John and Marie'sWhen John and Marie, a recently retired beautiful couple, decided to create a homestead, it was clear to them that they wanted to build using straw bales. We ran a 2 week workshop on their site last year and built two 200 sqft interior dimension cabins side by side that would become their home sweet home. Though they plan on building a slightly larger straw bale house at some point in the future they have been toying with the idea of just continuing to live in the two cabins because they serve their purposes so well.

DSC_0443They opted to build their two cabins side by side and right at the 200sqft size to fall within the no permit required provision (often found in building jurisdictions). One of their cabins serves as the kitchen and dining room. It is super functional and adorable. In joining them for dinner the other night, the four of us were very comfortable in the space and enjoyed an exquisite meal (they are BIG into growing their own food and most of the fare was freshly harvested). About 10′ away is their other straw bale cabin which serves as their bedroom and bathroom. They created a separate room for their toilet and shower and placed their sink in the main cabin area. The colors and feel in the sleeping cabin are so beautiful, warm and relaxing that we just wanted to curl up in bed and take a deep rest. A covered breezeway could be created in between the two cabins. If you live in an area with building codes though the inspector will take objection if you attach the breezeway physically to each structure if you are building yours as non permitted structures.

DSC_0432You could build each of these cabins if you did the work yourself for around $6,000 each depending on your location. This estimate covers everything but the interior finishes such as kitchen appliances, cabinetry, toilet, and shower. All of those finish details can be found gently used or new if you wanted.
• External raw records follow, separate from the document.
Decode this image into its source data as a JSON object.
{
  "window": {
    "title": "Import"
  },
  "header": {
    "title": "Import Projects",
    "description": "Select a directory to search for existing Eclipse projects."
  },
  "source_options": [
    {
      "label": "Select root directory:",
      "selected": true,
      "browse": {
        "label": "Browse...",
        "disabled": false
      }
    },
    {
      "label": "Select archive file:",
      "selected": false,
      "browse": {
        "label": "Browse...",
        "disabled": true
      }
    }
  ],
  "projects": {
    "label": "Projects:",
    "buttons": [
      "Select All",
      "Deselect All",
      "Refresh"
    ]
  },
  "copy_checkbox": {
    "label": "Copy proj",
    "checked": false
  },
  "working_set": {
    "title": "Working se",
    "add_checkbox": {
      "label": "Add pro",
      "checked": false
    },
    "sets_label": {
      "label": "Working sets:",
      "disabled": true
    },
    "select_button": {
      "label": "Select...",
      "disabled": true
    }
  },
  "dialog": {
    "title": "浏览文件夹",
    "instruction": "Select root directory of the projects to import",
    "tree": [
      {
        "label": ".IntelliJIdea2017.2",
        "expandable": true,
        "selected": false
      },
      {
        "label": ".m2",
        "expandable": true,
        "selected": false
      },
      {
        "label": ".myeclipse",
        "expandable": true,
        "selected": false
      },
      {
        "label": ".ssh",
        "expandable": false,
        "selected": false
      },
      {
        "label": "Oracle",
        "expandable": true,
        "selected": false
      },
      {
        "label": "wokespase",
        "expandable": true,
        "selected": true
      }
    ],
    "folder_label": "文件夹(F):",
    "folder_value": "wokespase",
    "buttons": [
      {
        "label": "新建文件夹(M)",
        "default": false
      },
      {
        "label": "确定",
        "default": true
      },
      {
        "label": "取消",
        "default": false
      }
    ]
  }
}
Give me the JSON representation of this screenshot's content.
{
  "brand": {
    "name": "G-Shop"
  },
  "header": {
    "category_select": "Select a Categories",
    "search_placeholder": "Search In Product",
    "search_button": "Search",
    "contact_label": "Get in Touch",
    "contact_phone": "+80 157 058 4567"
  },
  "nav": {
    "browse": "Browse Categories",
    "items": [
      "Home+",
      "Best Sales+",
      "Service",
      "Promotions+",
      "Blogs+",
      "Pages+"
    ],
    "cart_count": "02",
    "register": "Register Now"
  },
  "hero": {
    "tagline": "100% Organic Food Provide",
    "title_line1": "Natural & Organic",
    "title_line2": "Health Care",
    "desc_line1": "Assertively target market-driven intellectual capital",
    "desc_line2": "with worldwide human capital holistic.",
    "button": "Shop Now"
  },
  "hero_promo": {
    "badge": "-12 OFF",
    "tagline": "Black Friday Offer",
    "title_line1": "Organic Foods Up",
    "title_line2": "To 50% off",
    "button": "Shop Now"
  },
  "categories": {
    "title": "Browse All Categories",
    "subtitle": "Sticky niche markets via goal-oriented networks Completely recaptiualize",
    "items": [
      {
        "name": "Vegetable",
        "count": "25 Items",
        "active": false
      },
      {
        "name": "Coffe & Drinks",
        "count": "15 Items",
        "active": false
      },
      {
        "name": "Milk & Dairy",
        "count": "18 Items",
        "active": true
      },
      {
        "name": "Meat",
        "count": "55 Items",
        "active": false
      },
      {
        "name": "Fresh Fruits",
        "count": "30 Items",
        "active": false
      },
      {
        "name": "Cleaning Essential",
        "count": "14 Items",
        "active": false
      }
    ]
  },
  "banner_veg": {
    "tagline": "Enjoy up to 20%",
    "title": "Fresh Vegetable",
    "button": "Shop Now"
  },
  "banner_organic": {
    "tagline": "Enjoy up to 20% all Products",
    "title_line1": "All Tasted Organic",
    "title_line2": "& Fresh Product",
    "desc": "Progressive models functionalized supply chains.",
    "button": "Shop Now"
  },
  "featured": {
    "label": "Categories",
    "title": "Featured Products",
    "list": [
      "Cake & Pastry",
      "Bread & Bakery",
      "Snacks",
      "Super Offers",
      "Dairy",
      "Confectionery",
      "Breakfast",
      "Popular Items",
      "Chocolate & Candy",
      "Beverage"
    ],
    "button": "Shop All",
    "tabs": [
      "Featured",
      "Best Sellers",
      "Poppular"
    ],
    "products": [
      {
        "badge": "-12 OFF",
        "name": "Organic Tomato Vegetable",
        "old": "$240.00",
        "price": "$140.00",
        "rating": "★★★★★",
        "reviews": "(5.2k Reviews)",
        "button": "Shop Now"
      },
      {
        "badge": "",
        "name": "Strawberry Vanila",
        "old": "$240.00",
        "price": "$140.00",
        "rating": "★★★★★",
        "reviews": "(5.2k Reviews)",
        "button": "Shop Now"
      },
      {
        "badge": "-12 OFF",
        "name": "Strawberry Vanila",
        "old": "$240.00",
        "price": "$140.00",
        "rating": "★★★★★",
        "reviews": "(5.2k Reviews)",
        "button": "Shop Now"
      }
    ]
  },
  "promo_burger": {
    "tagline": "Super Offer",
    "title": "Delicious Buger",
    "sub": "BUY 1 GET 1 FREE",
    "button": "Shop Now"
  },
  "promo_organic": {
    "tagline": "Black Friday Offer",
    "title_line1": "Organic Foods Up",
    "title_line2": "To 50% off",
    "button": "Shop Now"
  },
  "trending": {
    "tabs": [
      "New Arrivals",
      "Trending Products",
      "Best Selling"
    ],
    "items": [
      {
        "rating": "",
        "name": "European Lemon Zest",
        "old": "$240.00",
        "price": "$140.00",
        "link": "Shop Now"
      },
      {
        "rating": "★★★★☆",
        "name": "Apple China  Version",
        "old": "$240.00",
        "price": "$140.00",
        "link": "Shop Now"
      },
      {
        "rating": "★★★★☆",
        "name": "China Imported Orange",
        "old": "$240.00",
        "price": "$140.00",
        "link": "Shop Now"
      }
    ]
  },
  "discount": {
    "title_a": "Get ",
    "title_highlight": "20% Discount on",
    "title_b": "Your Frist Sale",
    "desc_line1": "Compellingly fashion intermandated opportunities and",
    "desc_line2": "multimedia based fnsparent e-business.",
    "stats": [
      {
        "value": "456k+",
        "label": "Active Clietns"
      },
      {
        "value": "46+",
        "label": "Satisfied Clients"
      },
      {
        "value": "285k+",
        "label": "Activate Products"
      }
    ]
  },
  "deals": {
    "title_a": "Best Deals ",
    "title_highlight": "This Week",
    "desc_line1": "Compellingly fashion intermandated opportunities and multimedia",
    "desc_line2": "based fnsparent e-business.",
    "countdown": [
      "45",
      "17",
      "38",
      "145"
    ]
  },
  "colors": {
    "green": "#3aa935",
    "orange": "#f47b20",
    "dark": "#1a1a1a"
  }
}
Just about the only things you can’t do with a straw bale house is to have thin walls and to put one on a trailer (movement would pulverize the plaster in time). Other than that, it’s a fantastic way to go. If you are remotely curious about learning more, we invite you to our totally Free 16 Day E-Course that walks you through the process of building a straw bale house. To sign up you can click here. If you want to see more images of what is possible in a straw bale house, you can access our photo gallery by visiting here. And if you want to see what educational resources are out there to help you build your own straw bale house, you can click here. Since 2004 we have personally taught over 800 participants at our hands on 7 day workshops, had the Free ECourse downloaded over 30,000 times, heard from hundreds that have built their own, and sold over 10,000 step by step instructional videos outlying the whole process from start to finish. All to say that this isn’t just a bizarre building fad but is instead a sound method of creating a beautiful, healthy and environmentally responsible home to last for generations.